Picking With Reyne – Vol. 20

September 28th, 2010 by

On Friday I ventured down to Round Top, Texas to tape another video segment for my “Art of Picking” series here on Antiques.com

It was a setup day for many of the fields; however there were a few open for business.

I’m not sure when antique dealers became interior decorators, or if this is more a sign of the times, but I was amazed at some of the things I saw.

I’ve been attending antique shows for the past 20 years.  Some were indoors, some outdoors, some high brow, and some just an over-rate thrift shop.

Back in the day, it seemed only the high brow shows had dealers setting up booths as “interiors”.  What I mean by that is they were more like a room setting out of a magazine than a dealer setting up a weekend booth to sell their wares.  There were walls, with colorful paper hiding the pegholes of the board that held the fine art hanging on it.  Sideboards with candlesticks and antique frames with vintage images inserted.  Dining room tables and chairs with a fantastic chandelier hanging over the center of it and an array of Meissen plates and vintage Steuben stemware used as place settings.

The middle of the road to lower end antique shows offered booths filled with tables, risers, and display cases filled to the brim with “stuff”.  The people were friendly enough (well most of them) and they were there to make a deal.

When I first started selling at shows back in I think it was 1992, my friend Rosemary and I used to comment all the time about how people had no vision, and you really needed to show them how something would look in their home.  Your booth display was half the sale.  I know some people like digging through stuff to find the gem, but most people enjoy looking at beautiful things, displayed with like items, or in a way that makes sense.

Anyhow, back to my story…dealers at the Round Top show, one after another, had been setting up their tents with interior type scenes.    Many of the booths looked like a photo straight out of Country Living magazine.

The sheer volume of repurposing was mind blowing.  It was as if everything in the world had a second life again.  I loved it! (Can’t ya tell?)

Who needs Martha Stewart to show us how to turn “everyday” items into something spectacular??

All I know is these guys are teaching you “Decorating 101” while selling you a piece of history, and they have certainly got “Marketing 101” down pat!

Happy Hunting!


4 Responses to “Picking With Reyne – Vol. 20”

  1. Cobayley Says:

    Nice post Reyne…so many times when I look at “stylized” or “decorated” spaces in antique malls, I’m turned off.
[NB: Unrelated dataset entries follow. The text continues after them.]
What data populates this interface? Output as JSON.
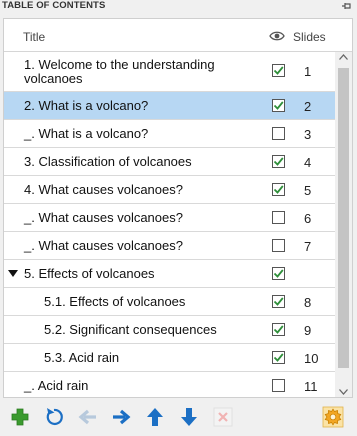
{
  "panel_title": "TABLE OF CONTENTS",
  "columns": {
    "title": "Title",
    "visibility_icon": "eye-icon",
    "slides": "Slides"
  },
  "rows": [
    {
      "text": "1. Welcome to the understanding volcanoes",
      "line1": "1. Welcome to the understanding",
      "line2": "volcanoes",
      "checked": true,
      "slide": "1",
      "selected": false
    },
    {
      "text": "2. What is a volcano?",
      "checked": true,
      "slide": "2",
      "selected": true
    },
    {
      "text": "_. What is a volcano?",
      "checked": false,
      "slide": "3",
      "selected": false
    },
    {
      "text": "3. Classification of volcanoes",
      "checked": true,
      "slide": "4",
      "selected": false
    },
    {
      "text": "4. What causes volcanoes?",
      "checked": true,
      "slide": "5",
      "selected": false
    },
    {
      "text": "_. What causes volcanoes?",
      "checked": false,
      "slide": "6",
      "selected": false
    },
    {
      "text": "_. What causes volcanoes?",
      "checked": false,
      "slide": "7",
      "selected": false
    },
    {
      "text": "5. Effects of volcanoes",
      "checked": true,
      "slide": "",
      "selected": false,
      "expanded": true
    },
    {
      "text": "5.1. Effects of volcanoes",
      "checked": true,
      "slide": "8",
      "selected": false
    },
    {
      "text": "5.2. Significant consequences",
      "checked": true,
      "slide": "9",
      "selected": false
    },
    {
      "text": "5.3. Acid rain",
      "checked": true,
      "slide": "10",
      "selected": false
    },
    {
      "text": "_. Acid rain",
      "checked": false,
      "slide": "11",
      "selected": false
    }
  ],
  "toolbar": [
    {
      "name": "add-icon",
      "enabled": true
    },
    {
      "name": "reset-icon",
      "enabled": true
    },
    {
      "name": "outdent-left-arrow-icon",
      "enabled": false
    },
    {
      "name": "indent-right-arrow-icon",
      "enabled": true
    },
    {
      "name": "move-up-arrow-icon",
      "enabled": true
    },
    {
      "name": "move-down-arrow-icon",
      "enabled": true
    },
    {
      "name": "delete-x-icon",
      "enabled": false
    },
    {
      "name": "settings-gear-icon",
      "enabled": true
    }
  ],
  "colors": {
    "accent_blue": "#1c6fc4",
    "add_green": "#3a9a2e",
    "selected_row": "#b7d7f3",
    "check_green": "#2f8f3a",
    "settings_orange": "#f2a623"
  }
}
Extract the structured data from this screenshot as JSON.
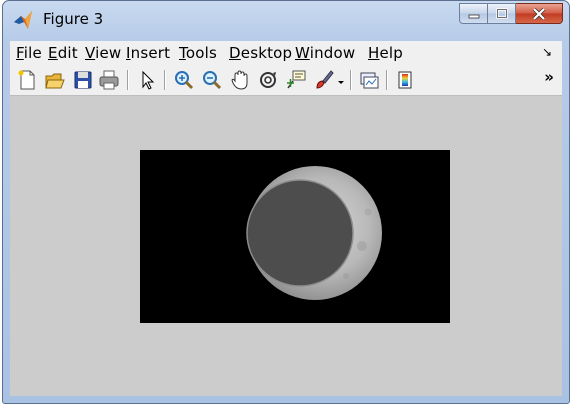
{
  "window": {
    "title": "Figure 3"
  },
  "menu": [
    {
      "accel": "F",
      "rest": "ile"
    },
    {
      "accel": "E",
      "rest": "dit"
    },
    {
      "accel": "V",
      "rest": "iew"
    },
    {
      "accel": "I",
      "rest": "nsert"
    },
    {
      "accel": "T",
      "rest": "ools"
    },
    {
      "accel": "D",
      "rest": "esktop"
    },
    {
      "accel": "W",
      "rest": "indow"
    },
    {
      "accel": "H",
      "rest": "elp"
    }
  ],
  "menu_arrow": "↘",
  "toolbar_chevron": "»",
  "toolbar_icons": [
    "new-figure-icon",
    "open-file-icon",
    "save-icon",
    "print-icon",
    "pointer-icon",
    "zoom-in-icon",
    "zoom-out-icon",
    "pan-hand-icon",
    "rotate-3d-icon",
    "data-cursor-icon",
    "brush-icon",
    "brush-dropdown-icon",
    "link-plot-icon",
    "colorbar-icon"
  ],
  "colors": {
    "figure_bg": "#cccccc",
    "axes_bg": "#000000",
    "disc_dark": "#4d4d4d"
  }
}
They’ve piled a ton of stuff on the table and you cannot even see the table.
    I want to envision how the item might look in my environment. I have to be realistic. I don’t have 20 foot vaulted ceilings or floor to ceiling windows.
    Always enjoy your articles. Thank you!!

  2. Meredith Says:

    A few years ago, I was in charge of trade show displays for a rather prominent wholesale home decor company. It’s a little different selling to small business owners for resale- but I spent beaucoup time setting things up to “show” as you would in both a shop and home environment. You’re right! Helping folks envision how your wares would glamorize their own setting is half the sale.

    On a personal note, I love love love using vintage/antique things in a modern home setting. As a young twenty-something,Im noticing that it’s not just me either- I see a lot of trends going that way.

    I love it because designing a room or an area around a piece with history gives a special flavor that can’t be achieved by simply buying stuff at Crate & Barrel. Some of my favorite pieces in our home are an old school clock from the 1950s (with those huge retro numbers) that we found here, and two quirky little japanese ceramic chipmunk figurines that never fail to bring a smile to my face.

    I also think repurposing items is a big trend right now. A friend of ours just gave us an old, cast iron red hand pump (from a farmhouse well) that we intend on converting into a sink faucet. I love it!

  3. Reyne Haines Says:

    Carolyn – Interesting perspective.
    I’m just the opposite – since I have little creativity, I need to see how
    things are going to look in my home, so I want to see all the china, silver,
    napkins, candlesticks etc on the table ;-)

    I never thought about how it takes away from the actual piece of furniture its on!


  4. Reyne Haines Says:

    Meredith – Always good to hear how people are incorporating new with old.
    That is so great!

    I want an antique water pump to use in the backyard at the fountain.
    Not sure how to pull that all together, but I like the thought of it.

    I am also wanting a few vintage/antique iron pots, with lots of missing paint
    to use in the flower beds, filled with witches balls or fishing balls. I think it would
    add a little color to them in the winter time.

Leave a Reply